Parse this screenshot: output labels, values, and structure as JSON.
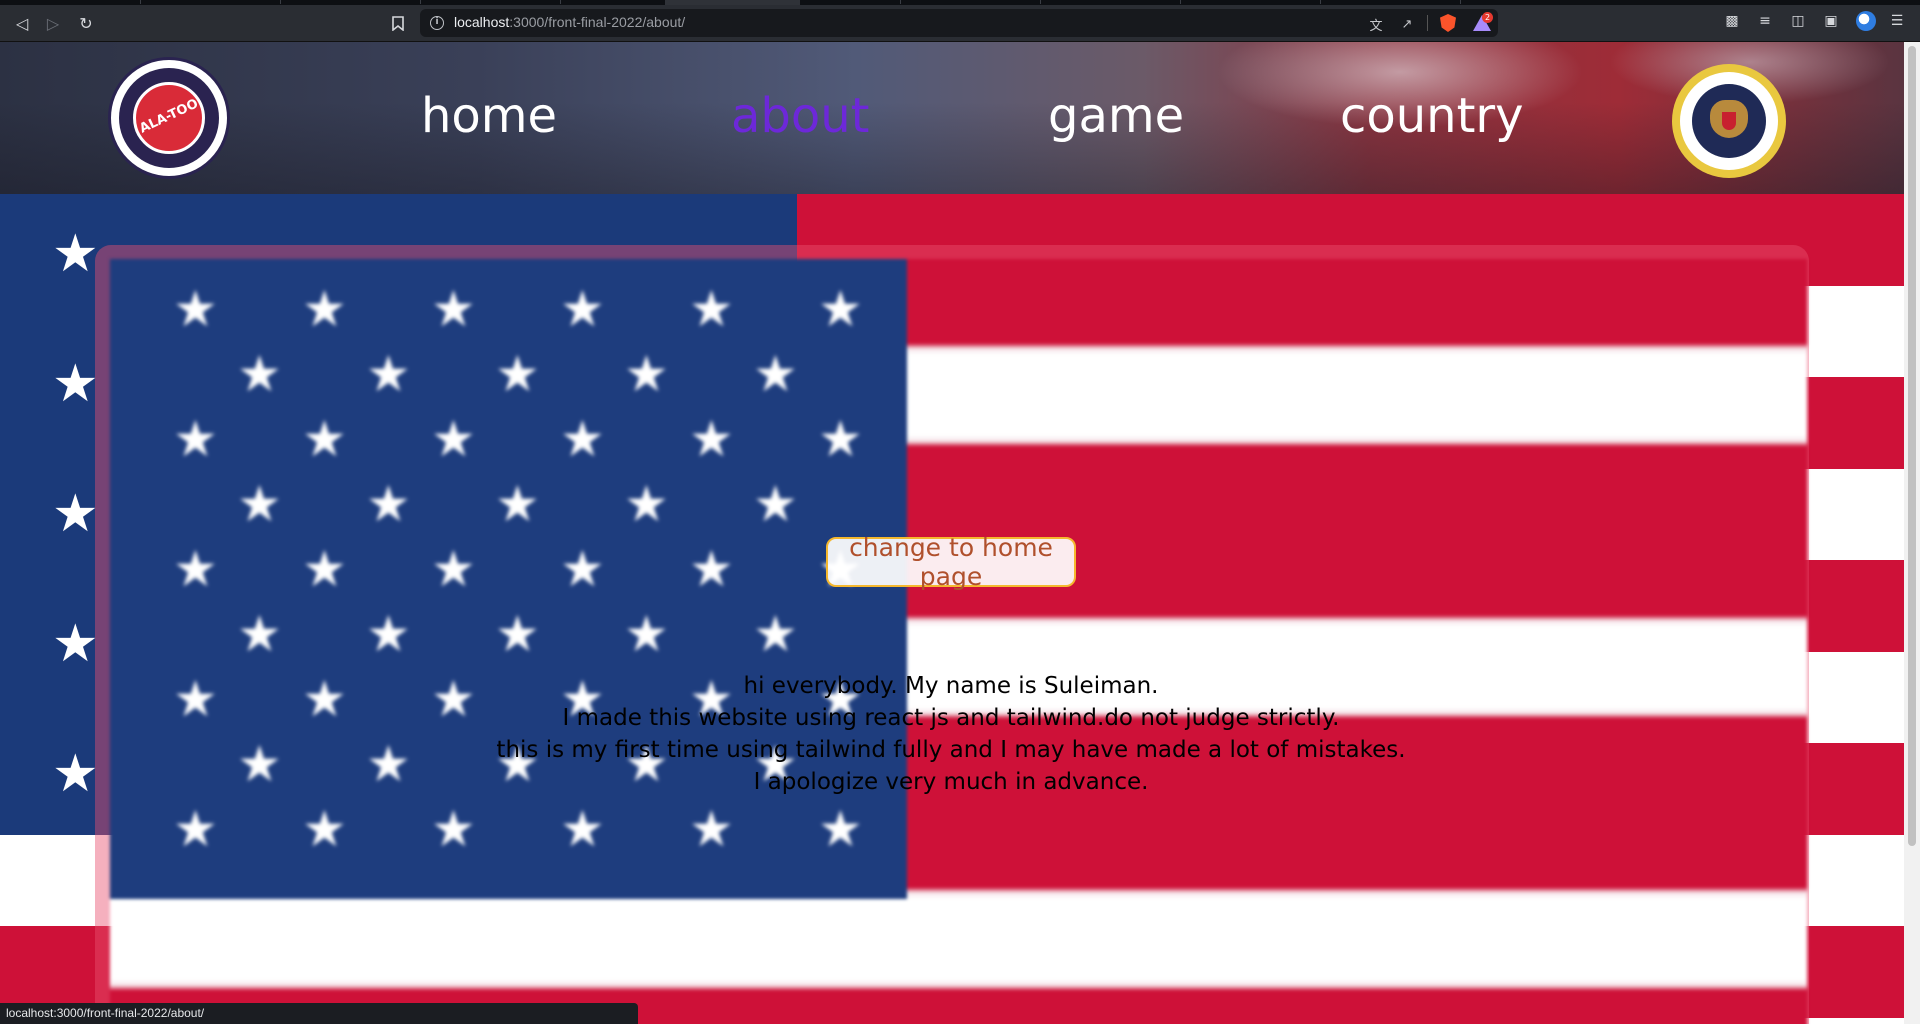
{
  "browser": {
    "url_host": "localhost",
    "url_path": ":3000/front-final-2022/about/",
    "rewards_badge": "2",
    "status_text": "localhost:3000/front-final-2022/about/"
  },
  "header": {
    "logo_text": "ALA-TOO",
    "nav": [
      {
        "label": "home"
      },
      {
        "label": "about",
        "active": true
      },
      {
        "label": "game"
      },
      {
        "label": "country"
      }
    ]
  },
  "main": {
    "button_label": "change to home page",
    "about_lines": [
      "hi everybody. My name is Suleiman.",
      "I made this website using react js and tailwind.do not judge strictly.",
      "this is my first time using tailwind fully and I may have made a lot of mistakes.",
      "I apologize very much in advance."
    ]
  },
  "colors": {
    "nav_active": "#6d28d9",
    "flag_red": "#ce1138",
    "flag_blue": "#1b3a7a",
    "button_border": "#f5b82e",
    "button_text": "#b0502c"
  },
  "icons": {
    "back": "arrow-left-icon",
    "forward": "arrow-right-icon",
    "reload": "reload-icon",
    "bookmark": "bookmark-icon",
    "site_info": "info-icon",
    "translate": "translate-icon",
    "share": "share-icon",
    "shields": "brave-shield-icon",
    "rewards": "brave-rewards-icon",
    "extensions": "puzzle-icon",
    "playlist": "playlist-icon",
    "sidebar": "sidebar-icon",
    "wallet": "wallet-icon",
    "profile": "profile-icon",
    "menu": "menu-icon"
  }
}
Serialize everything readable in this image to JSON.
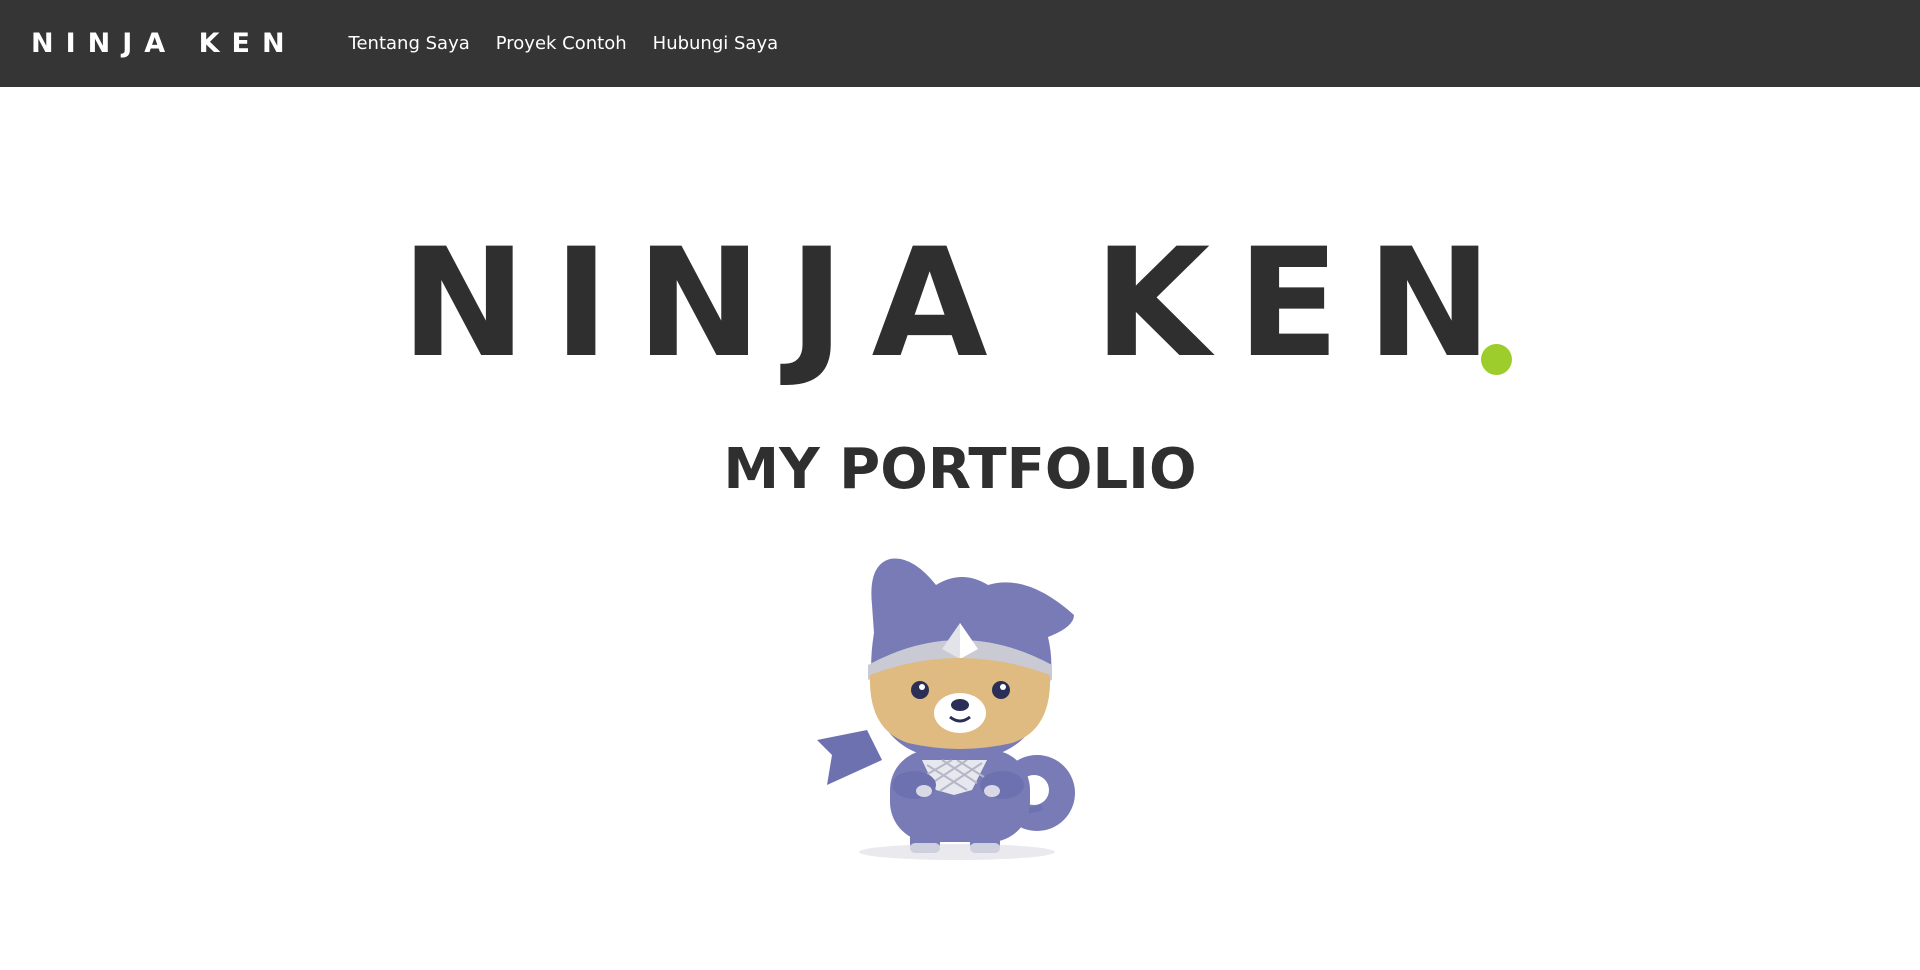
{
  "navbar": {
    "brand": "NINJA KEN",
    "links": [
      {
        "label": "Tentang Saya"
      },
      {
        "label": "Proyek Contoh"
      },
      {
        "label": "Hubungi Saya"
      }
    ]
  },
  "hero": {
    "title": "NINJA KEN",
    "subtitle": "MY PORTFOLIO",
    "mascot_icon": "ninja-dog-mascot"
  },
  "colors": {
    "navbar_bg": "#353535",
    "text_dark": "#2f2f2f",
    "accent_dot": "#9ccd2c",
    "mascot_purple": "#787bb6",
    "mascot_face": "#dfbb82"
  }
}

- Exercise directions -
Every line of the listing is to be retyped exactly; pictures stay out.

- Answer for the task -
Parse this screenshot: output labels, values, and structure as JSON.
{
  "browser": {
    "url_host": "localhost",
    "url_path": ":3000/front-final-2022/about/",
    "rewards_badge": "2",
    "status_text": "localhost:3000/front-final-2022/about/"
  },
  "header": {
    "logo_text": "ALA-TOO",
    "nav": [
      {
        "label": "home"
      },
      {
        "label": "about",
        "active": true
      },
      {
        "label": "game"
      },
      {
        "label": "country"
      }
    ]
  },
  "main": {
    "button_label": "change to home page",
    "about_lines": [
      "hi everybody. My name is Suleiman.",
      "I made this website using react js and tailwind.do not judge strictly.",
      "this is my first time using tailwind fully and I may have made a lot of mistakes.",
      "I apologize very much in advance."
    ]
  },
  "colors": {
    "nav_active": "#6d28d9",
    "flag_red": "#ce1138",
    "flag_blue": "#1b3a7a",
    "button_border": "#f5b82e",
    "button_text": "#b0502c"
  },
  "icons": {
    "back": "arrow-left-icon",
    "forward": "arrow-right-icon",
    "reload": "reload-icon",
    "bookmark": "bookmark-icon",
    "site_info": "info-icon",
    "translate": "translate-icon",
    "share": "share-icon",
    "shields": "brave-shield-icon",
    "rewards": "brave-rewards-icon",
    "extensions": "puzzle-icon",
    "playlist": "playlist-icon",
    "sidebar": "sidebar-icon",
    "wallet": "wallet-icon",
    "profile": "profile-icon",
    "menu": "menu-icon"
  }
}
Serialize everything readable in this image to JSON.
{
  "navbar": {
    "brand": "NINJA KEN",
    "links": [
      {
        "label": "Tentang Saya"
      },
      {
        "label": "Proyek Contoh"
      },
      {
        "label": "Hubungi Saya"
      }
    ]
  },
  "hero": {
    "title": "NINJA KEN",
    "subtitle": "MY PORTFOLIO",
    "mascot_icon": "ninja-dog-mascot"
  },
  "colors": {
    "navbar_bg": "#353535",
    "text_dark": "#2f2f2f",
    "accent_dot": "#9ccd2c",
    "mascot_purple": "#787bb6",
    "mascot_face": "#dfbb82"
  }
}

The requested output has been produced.